(Page and application data records)
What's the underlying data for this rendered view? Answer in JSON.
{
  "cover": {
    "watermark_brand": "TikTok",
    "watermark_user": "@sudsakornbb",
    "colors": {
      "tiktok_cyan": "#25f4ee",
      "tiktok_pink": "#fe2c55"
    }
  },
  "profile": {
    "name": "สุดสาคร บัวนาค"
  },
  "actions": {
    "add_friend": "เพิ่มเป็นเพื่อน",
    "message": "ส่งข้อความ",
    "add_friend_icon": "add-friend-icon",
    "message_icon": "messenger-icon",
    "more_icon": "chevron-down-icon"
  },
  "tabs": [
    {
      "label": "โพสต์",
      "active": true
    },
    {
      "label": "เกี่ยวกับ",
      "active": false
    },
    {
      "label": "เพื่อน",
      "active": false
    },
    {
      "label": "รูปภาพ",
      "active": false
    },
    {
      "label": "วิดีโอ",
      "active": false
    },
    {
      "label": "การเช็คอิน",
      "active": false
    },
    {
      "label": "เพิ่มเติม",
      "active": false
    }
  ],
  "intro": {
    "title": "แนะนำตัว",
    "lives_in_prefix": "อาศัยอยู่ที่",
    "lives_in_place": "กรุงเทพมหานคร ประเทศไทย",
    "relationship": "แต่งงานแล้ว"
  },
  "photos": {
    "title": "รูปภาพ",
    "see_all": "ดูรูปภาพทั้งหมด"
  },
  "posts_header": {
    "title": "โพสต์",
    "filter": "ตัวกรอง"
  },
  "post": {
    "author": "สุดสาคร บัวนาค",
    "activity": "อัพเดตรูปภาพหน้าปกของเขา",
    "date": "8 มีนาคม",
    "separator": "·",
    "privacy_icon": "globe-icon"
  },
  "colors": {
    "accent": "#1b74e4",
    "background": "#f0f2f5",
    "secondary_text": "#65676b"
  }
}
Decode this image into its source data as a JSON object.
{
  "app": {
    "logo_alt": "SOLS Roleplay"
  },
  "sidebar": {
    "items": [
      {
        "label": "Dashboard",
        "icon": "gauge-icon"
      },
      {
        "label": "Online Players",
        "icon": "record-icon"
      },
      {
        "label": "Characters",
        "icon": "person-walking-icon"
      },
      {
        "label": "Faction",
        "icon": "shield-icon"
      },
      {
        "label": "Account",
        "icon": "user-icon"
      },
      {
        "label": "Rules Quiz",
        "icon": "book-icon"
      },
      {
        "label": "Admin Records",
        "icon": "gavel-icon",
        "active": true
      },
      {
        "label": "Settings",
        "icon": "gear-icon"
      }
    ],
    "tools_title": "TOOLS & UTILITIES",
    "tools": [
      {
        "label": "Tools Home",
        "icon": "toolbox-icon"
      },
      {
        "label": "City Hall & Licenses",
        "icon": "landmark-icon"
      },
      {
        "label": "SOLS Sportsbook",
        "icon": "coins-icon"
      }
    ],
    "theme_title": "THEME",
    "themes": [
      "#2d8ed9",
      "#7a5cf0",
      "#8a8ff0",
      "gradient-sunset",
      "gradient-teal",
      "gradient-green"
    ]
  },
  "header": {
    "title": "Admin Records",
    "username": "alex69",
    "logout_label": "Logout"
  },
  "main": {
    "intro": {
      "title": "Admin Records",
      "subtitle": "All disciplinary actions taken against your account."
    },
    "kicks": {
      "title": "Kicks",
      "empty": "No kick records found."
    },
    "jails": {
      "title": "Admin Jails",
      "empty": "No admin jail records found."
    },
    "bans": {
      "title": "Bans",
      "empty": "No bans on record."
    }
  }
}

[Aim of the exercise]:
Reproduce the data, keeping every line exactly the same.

[Task solution]:
What's the underlying data for this rendered view? Answer in JSON.
{
  "cover": {
    "watermark_brand": "TikTok",
    "watermark_user": "@sudsakornbb",
    "colors": {
      "tiktok_cyan": "#25f4ee",
      "tiktok_pink": "#fe2c55"
    }
  },
  "profile": {
    "name": "สุดสาคร บัวนาค"
  },
  "actions": {
    "add_friend": "เพิ่มเป็นเพื่อน",
    "message": "ส่งข้อความ",
    "add_friend_icon": "add-friend-icon",
    "message_icon": "messenger-icon",
    "more_icon": "chevron-down-icon"
  },
  "tabs": [
    {
      "label": "โพสต์",
      "active": true
    },
    {
      "label": "เกี่ยวกับ",
      "active": false
    },
    {
      "label": "เพื่อน",
      "active": false
    },
    {
      "label": "รูปภาพ",
      "active": false
    },
    {
      "label": "วิดีโอ",
      "active": false
    },
    {
      "label": "การเช็คอิน",
      "active": false
    },
    {
      "label": "เพิ่มเติม",
      "active": false
    }
  ],
  "intro": {
    "title": "แนะนำตัว",
    "lives_in_prefix": "อาศัยอยู่ที่",
    "lives_in_place": "กรุงเทพมหานคร ประเทศไทย",
    "relationship": "แต่งงานแล้ว"
  },
  "photos": {
    "title": "รูปภาพ",
    "see_all": "ดูรูปภาพทั้งหมด"
  },
  "posts_header": {
    "title": "โพสต์",
    "filter": "ตัวกรอง"
  },
  "post": {
    "author": "สุดสาคร บัวนาค",
    "activity": "อัพเดตรูปภาพหน้าปกของเขา",
    "date": "8 มีนาคม",
    "separator": "·",
    "privacy_icon": "globe-icon"
  },
  "colors": {
    "accent": "#1b74e4",
    "background": "#f0f2f5",
    "secondary_text": "#65676b"
  }
}
Decode this image into its source data as a JSON object.
{
  "app": {
    "logo_alt": "SOLS Roleplay"
  },
  "sidebar": {
    "items": [
      {
        "label": "Dashboard",
        "icon": "gauge-icon"
      },
      {
        "label": "Online Players",
        "icon": "record-icon"
      },
      {
        "label": "Characters",
        "icon": "person-walking-icon"
      },
      {
        "label": "Faction",
        "icon": "shield-icon"
      },
      {
        "label": "Account",
        "icon": "user-icon"
      },
      {
        "label": "Rules Quiz",
        "icon": "book-icon"
      },
      {
        "label": "Admin Records",
        "icon": "gavel-icon",
        "active": true
      },
      {
        "label": "Settings",
        "icon": "gear-icon"
      }
    ],
    "tools_title": "TOOLS & UTILITIES",
    "tools": [
      {
        "label": "Tools Home",
        "icon": "toolbox-icon"
      },
      {
        "label": "City Hall & Licenses",
        "icon": "landmark-icon"
      },
      {
        "label": "SOLS Sportsbook",
        "icon": "coins-icon"
      }
    ],
    "theme_title": "THEME",
    "themes": [
      "#2d8ed9",
      "#7a5cf0",
      "#8a8ff0",
      "gradient-sunset",
      "gradient-teal",
      "gradient-green"
    ]
  },
  "header": {
    "title": "Admin Records",
    "username": "alex69",
    "logout_label": "Logout"
  },
  "main": {
    "intro": {
      "title": "Admin Records",
      "subtitle": "All disciplinary actions taken against your account."
    },
    "kicks": {
      "title": "Kicks",
      "empty": "No kick records found."
    },
    "jails": {
      "title": "Admin Jails",
      "empty": "No admin jail records found."
    },
    "bans": {
      "title": "Bans",
      "empty": "No bans on record."
    }
  }
}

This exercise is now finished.